Amur tigers are Endangered
Amur tigers are seriously endangered in the wild - there estimated to be between 265–486 in the Russian Far East.
What do Amur tigers look like?
Featuring the distinctive orange and black stripes, the Amur tiger is the largest of the subspecies of tiger. Due to its habitat it has a long coat of fur and a large ruff around its jawline.
What are key Amur tiger facts?
- Amur tigers are the largest of the world’s big cats, as well as the heaviest.
- Amur tigers live alone in the wild and use scent marking to keep other tigers away.
- Female tigers will have litters of between two and six cubs.
- Amur tigers are thought to be the palest tiger subspecies and can reach up to 250kg and three metres in length
- By the 1940s, fewer than 40 Amur tigers were thought to remain in the wild. The Amur subspecies was saved from extinction when Russia became the first country in the world to grant its resident tigers full conservation protection.

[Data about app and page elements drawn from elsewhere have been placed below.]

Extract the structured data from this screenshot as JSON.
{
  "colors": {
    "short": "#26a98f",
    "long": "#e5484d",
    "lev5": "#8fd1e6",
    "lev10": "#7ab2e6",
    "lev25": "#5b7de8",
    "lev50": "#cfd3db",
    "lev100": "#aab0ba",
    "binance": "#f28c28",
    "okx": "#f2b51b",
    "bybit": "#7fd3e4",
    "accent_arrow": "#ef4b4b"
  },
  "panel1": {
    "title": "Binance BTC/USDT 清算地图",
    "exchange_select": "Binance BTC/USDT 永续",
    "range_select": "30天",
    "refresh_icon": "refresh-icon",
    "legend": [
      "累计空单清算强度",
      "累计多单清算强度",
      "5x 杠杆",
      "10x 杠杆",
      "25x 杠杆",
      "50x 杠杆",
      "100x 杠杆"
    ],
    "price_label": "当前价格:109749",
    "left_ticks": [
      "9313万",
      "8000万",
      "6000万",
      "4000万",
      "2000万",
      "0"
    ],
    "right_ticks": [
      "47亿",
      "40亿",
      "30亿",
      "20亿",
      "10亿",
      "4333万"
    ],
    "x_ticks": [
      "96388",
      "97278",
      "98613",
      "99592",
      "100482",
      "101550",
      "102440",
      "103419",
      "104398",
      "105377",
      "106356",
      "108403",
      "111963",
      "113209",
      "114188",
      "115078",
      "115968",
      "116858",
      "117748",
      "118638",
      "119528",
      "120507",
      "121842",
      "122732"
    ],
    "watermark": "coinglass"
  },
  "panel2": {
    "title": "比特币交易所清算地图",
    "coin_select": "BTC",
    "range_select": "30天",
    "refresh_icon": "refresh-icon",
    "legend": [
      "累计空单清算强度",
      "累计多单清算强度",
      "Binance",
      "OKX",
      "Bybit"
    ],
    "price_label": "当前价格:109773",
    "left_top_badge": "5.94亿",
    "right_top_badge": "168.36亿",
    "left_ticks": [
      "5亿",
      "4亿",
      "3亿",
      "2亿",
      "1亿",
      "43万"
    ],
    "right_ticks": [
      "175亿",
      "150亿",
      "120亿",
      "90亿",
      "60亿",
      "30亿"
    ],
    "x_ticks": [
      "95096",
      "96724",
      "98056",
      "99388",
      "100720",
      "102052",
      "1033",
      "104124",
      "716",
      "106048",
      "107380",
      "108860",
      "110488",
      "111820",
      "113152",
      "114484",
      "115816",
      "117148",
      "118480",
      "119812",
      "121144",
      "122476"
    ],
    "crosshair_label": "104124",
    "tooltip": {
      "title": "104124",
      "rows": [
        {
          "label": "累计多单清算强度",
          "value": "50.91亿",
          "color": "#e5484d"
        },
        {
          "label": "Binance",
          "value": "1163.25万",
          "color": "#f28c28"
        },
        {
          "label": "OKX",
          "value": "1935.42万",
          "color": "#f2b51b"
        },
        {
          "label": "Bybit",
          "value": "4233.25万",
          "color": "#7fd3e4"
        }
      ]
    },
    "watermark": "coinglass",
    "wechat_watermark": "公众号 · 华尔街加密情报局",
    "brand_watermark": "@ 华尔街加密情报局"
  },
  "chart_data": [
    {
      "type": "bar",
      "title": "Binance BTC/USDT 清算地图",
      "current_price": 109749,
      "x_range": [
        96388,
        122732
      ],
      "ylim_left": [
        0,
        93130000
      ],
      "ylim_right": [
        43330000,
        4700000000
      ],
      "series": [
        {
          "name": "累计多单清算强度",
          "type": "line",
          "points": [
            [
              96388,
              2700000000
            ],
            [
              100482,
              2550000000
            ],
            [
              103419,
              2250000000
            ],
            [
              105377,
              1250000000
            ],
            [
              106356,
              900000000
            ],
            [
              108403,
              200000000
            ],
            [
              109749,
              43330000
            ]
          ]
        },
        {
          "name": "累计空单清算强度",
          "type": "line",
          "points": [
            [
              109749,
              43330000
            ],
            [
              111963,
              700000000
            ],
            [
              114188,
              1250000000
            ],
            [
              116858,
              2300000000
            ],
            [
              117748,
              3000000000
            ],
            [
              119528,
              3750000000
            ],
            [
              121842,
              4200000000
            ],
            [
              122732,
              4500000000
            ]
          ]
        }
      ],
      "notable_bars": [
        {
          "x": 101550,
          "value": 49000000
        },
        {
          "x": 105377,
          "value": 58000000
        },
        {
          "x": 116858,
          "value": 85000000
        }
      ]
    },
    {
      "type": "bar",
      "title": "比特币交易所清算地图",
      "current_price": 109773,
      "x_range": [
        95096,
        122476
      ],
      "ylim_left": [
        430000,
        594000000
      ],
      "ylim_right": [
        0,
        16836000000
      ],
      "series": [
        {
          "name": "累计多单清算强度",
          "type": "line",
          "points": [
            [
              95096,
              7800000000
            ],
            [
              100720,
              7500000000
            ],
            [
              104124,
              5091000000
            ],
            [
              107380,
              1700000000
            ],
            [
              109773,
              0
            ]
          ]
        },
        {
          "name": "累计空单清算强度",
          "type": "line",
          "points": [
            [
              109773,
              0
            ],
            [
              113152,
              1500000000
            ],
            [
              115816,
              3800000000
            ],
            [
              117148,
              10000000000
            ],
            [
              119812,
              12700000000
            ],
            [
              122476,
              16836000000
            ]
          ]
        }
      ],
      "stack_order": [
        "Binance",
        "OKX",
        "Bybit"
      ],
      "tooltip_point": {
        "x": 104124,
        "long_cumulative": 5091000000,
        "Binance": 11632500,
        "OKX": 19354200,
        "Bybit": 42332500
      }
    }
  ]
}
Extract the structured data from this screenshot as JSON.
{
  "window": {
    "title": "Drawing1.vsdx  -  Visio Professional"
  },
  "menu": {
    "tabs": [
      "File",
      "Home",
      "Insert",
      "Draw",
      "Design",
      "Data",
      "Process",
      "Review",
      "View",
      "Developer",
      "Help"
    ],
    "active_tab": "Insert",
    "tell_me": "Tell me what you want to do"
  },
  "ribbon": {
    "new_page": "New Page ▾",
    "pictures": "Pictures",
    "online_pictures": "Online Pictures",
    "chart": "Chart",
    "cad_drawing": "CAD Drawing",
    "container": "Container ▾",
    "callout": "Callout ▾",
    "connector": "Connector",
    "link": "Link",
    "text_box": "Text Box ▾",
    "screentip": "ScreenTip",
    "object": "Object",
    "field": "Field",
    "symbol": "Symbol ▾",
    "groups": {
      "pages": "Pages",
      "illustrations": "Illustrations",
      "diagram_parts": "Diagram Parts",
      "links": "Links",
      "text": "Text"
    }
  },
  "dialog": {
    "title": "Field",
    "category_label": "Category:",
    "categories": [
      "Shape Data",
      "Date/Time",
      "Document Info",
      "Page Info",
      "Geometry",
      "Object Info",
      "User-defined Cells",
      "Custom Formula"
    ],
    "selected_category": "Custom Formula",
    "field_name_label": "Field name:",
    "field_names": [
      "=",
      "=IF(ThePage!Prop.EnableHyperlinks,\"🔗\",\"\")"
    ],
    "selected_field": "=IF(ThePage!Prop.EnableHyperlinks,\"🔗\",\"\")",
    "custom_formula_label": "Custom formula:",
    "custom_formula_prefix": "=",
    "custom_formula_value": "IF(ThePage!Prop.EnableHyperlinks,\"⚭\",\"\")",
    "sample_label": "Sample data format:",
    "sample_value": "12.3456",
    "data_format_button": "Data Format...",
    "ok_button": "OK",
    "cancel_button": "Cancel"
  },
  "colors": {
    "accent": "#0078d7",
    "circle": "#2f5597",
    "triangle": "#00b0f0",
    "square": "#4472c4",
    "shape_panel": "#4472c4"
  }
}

Where do Amur tigers live?
Amur tigers live in Russia, northern China and Korea, among dense forest and mountains. These parts of the world experience long winters so the species can often be found against a back drop of deep snow.
What do Amur tigers eat?
Amur tigers are meat eaters, often found hunting deer, wild pigs, moose, hares and other animals that live in their habitat.
What threats do Amur tigers face?
Two critical threats to Amur tigers are hunting and deforestation. We're working to protect Amur tigers in the wild, using camera traps to track poaching on tigers, and through building relationships with people to increase the awareness of protecting these fantastic animals.